**ASSIGNMENT**
Copy without pictures. Please restate each line of the listing exactly.

**RECORDS**
--- START ---

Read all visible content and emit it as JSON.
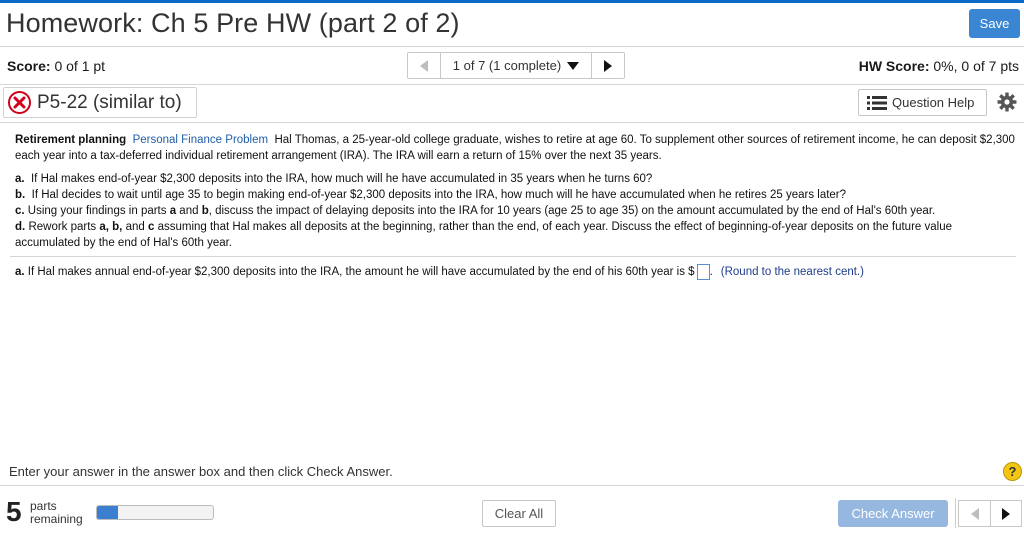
{
  "header": {
    "title": "Homework: Ch 5 Pre HW (part 2 of 2)",
    "save_label": "Save"
  },
  "score_bar": {
    "score_label": "Score:",
    "score_value": "0 of 1 pt",
    "nav_position": "1 of 7 (1 complete)",
    "hw_score_label": "HW Score:",
    "hw_score_value": "0%, 0 of 7 pts"
  },
  "question": {
    "id_label": "P5-22 (similar to)",
    "help_label": "Question Help",
    "topic": "Retirement planning",
    "category": "Personal Finance Problem",
    "intro": "Hal Thomas, a 25-year-old college graduate, wishes to retire at age 60.  To supplement other sources of retirement income, he can deposit $2,300 each year into a tax-deferred individual retirement arrangement (IRA).  The IRA will earn a return of 15% over the next 35 years.",
    "parts": [
      {
        "letter": "a.",
        "text": "If Hal makes end-of-year $2,300 deposits into the IRA, how much will he have accumulated in 35 years when he turns  60?"
      },
      {
        "letter": "b.",
        "text": "If Hal decides to wait until age 35 to begin making end-of-year $2,300 deposits into the IRA, how much will he have accumulated when he retires 25 years later?"
      },
      {
        "letter": "c.",
        "text_pre": "Using your findings in parts ",
        "bold1": "a",
        "mid": " and ",
        "bold2": "b",
        "text_post": ", discuss the impact of delaying deposits into the IRA for 10 years (age 25 to age 35) on the amount accumulated by the end of Hal's 60th year."
      },
      {
        "letter": "d.",
        "text_pre": "Rework parts ",
        "bold1": "a, b,",
        "mid": " and ",
        "bold2": "c",
        "text_post": " assuming that Hal makes all deposits at the beginning, rather than the end, of each year.  Discuss the effect of beginning-of-year deposits on the future value accumulated by the end of Hal's 60th year."
      }
    ],
    "answer_prompt_letter": "a.",
    "answer_prompt": "If Hal makes annual end-of-year $2,300 deposits into the IRA, the amount he will have accumulated by the end of his 60th year is $",
    "answer_value": "",
    "answer_suffix": ".",
    "round_note": "(Round to the nearest cent.)"
  },
  "footer": {
    "enter_note": "Enter your answer in the answer box and then click Check Answer.",
    "help_symbol": "?",
    "parts_remaining_count": "5",
    "parts_word": "parts",
    "remaining_word": "remaining",
    "progress_fraction": 0.18,
    "clear_all_label": "Clear All",
    "check_answer_label": "Check Answer"
  },
  "colors": {
    "accent": "#0a68c6",
    "save_button": "#3a86d3",
    "incorrect": "#d0021b",
    "link_blue": "#1f5ea8",
    "check_answer_disabled": "#96b8e0",
    "help_yellow": "#f3c614"
  }
}
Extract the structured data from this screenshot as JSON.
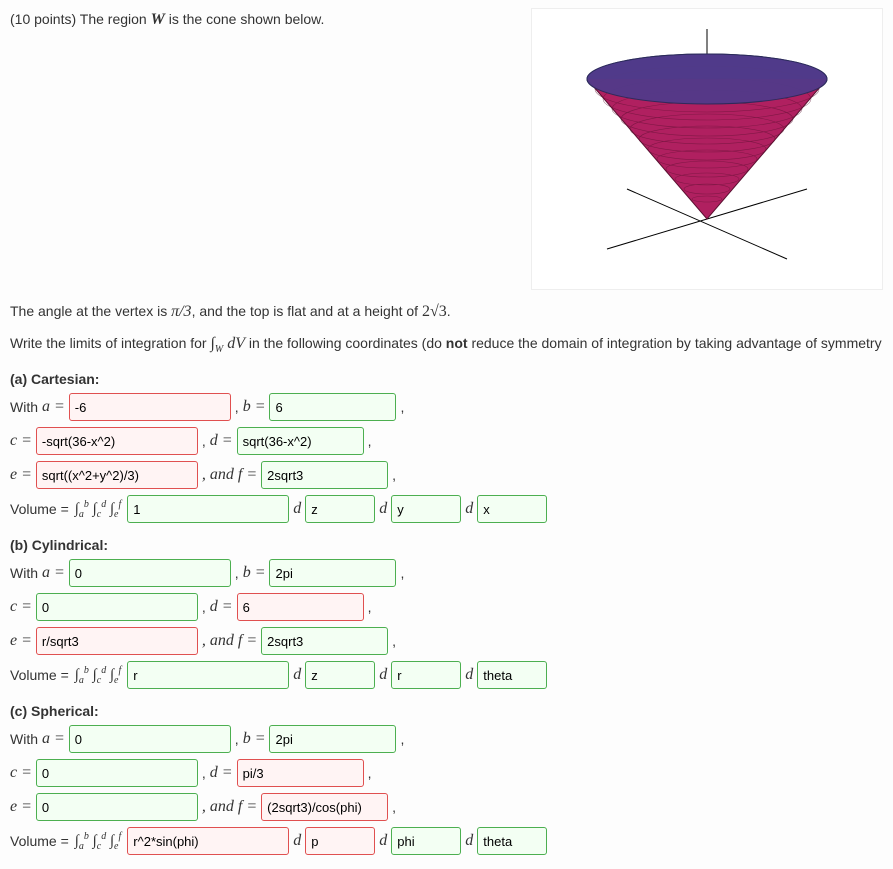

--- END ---

**FINAL ANSWER**
Read all visible content and emit it as JSON.
{
  "header": {
    "title": "Homework: Ch 5 Pre HW (part 2 of 2)",
    "save_label": "Save"
  },
  "score_bar": {
    "score_label": "Score:",
    "score_value": "0 of 1 pt",
    "nav_position": "1 of 7 (1 complete)",
    "hw_score_label": "HW Score:",
    "hw_score_value": "0%, 0 of 7 pts"
  },
  "question": {
    "id_label": "P5-22 (similar to)",
    "help_label": "Question Help",
    "topic": "Retirement planning",
    "category": "Personal Finance Problem",
    "intro": "Hal Thomas, a 25-year-old college graduate, wishes to retire at age 60.  To supplement other sources of retirement income, he can deposit $2,300 each year into a tax-deferred individual retirement arrangement (IRA).  The IRA will earn a return of 15% over the next 35 years.",
    "parts": [
      {
        "letter": "a.",
        "text": "If Hal makes end-of-year $2,300 deposits into the IRA, how much will he have accumulated in 35 years when he turns  60?"
      },
      {
        "letter": "b.",
        "text": "If Hal decides to wait until age 35 to begin making end-of-year $2,300 deposits into the IRA, how much will he have accumulated when he retires 25 years later?"
      },
      {
        "letter": "c.",
        "text_pre": "Using your findings in parts ",
        "bold1": "a",
        "mid": " and ",
        "bold2": "b",
        "text_post": ", discuss the impact of delaying deposits into the IRA for 10 years (age 25 to age 35) on the amount accumulated by the end of Hal's 60th year."
      },
      {
        "letter": "d.",
        "text_pre": "Rework parts ",
        "bold1": "a, b,",
        "mid": " and ",
        "bold2": "c",
        "text_post": " assuming that Hal makes all deposits at the beginning, rather than the end, of each year.  Discuss the effect of beginning-of-year deposits on the future value accumulated by the end of Hal's 60th year."
      }
    ],
    "answer_prompt_letter": "a.",
    "answer_prompt": "If Hal makes annual end-of-year $2,300 deposits into the IRA, the amount he will have accumulated by the end of his 60th year is $",
    "answer_value": "",
    "answer_suffix": ".",
    "round_note": "(Round to the nearest cent.)"
  },
  "footer": {
    "enter_note": "Enter your answer in the answer box and then click Check Answer.",
    "help_symbol": "?",
    "parts_remaining_count": "5",
    "parts_word": "parts",
    "remaining_word": "remaining",
    "progress_fraction": 0.18,
    "clear_all_label": "Clear All",
    "check_answer_label": "Check Answer"
  },
  "colors": {
    "accent": "#0a68c6",
    "save_button": "#3a86d3",
    "incorrect": "#d0021b",
    "link_blue": "#1f5ea8",
    "check_answer_disabled": "#96b8e0",
    "help_yellow": "#f3c614"
  }
}
Extract the structured data from this screenshot as JSON.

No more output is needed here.